With Larin often taking up a position on the left side of the front line, and Hutchinson playing just behind him, either in the centre of the park or on the left of the midfield, the pair have had the chance to develop a level of chemistry through daily training.
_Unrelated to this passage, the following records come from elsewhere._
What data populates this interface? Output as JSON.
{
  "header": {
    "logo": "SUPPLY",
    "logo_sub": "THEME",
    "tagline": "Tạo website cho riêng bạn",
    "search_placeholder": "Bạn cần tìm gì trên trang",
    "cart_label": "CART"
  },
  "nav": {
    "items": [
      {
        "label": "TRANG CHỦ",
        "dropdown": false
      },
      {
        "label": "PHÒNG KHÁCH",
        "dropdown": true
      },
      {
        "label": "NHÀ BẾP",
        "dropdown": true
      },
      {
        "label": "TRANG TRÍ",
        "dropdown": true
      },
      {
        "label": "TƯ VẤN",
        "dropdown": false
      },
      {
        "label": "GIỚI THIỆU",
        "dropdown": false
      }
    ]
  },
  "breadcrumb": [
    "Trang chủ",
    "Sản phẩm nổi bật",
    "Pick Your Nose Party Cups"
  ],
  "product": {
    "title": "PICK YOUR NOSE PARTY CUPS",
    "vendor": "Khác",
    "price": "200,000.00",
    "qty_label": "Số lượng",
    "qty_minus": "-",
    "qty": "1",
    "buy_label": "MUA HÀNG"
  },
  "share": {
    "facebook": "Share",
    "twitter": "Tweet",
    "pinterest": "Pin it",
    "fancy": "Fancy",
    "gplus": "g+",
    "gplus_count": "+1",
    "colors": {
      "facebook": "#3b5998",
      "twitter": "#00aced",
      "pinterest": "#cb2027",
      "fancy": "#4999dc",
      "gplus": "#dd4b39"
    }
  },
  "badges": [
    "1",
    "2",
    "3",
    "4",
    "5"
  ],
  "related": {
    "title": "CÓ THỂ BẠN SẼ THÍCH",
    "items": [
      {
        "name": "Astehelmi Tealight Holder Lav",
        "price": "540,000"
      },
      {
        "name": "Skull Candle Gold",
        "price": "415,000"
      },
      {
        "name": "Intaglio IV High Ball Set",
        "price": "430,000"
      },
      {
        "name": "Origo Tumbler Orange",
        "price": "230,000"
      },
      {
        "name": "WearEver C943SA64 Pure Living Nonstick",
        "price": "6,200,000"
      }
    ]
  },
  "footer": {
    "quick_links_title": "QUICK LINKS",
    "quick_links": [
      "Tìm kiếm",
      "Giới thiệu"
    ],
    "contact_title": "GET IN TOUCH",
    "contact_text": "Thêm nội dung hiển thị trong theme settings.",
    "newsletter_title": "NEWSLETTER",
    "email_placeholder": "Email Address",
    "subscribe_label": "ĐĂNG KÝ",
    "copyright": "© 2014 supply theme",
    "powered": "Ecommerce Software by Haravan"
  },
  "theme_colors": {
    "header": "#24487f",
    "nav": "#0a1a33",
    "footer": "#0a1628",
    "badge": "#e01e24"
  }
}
That kind of understanding can have a carry-over effect to the national team, which will only help Canada’s quest to qualify for the World Cup.
“The chemistry is deeper between two guys that are in a club,” says John Herdman, the Canadian men’s national team coach. “They’ve battled together to win a championship with Besiktas so you know, when they’re on the field together, I know that they’re going to push to another level for each other.”
With Canada’s European contingent growing by the year – the country had a record four men competing in the Champions League this season – Hutchinson wonders if more teams might follow in the footsteps of Besiktas, making the Hutchinson-Larin axis something of a blueprint.
“Yeah, I think it is,” Hutchinson says. “It is something you see with a lot of other countries where there’s a number of players from one country, representing that country with a certain club, so yeah, it would be great to set the standard for us, for Canada, and hopefully, we can see more and more of that.”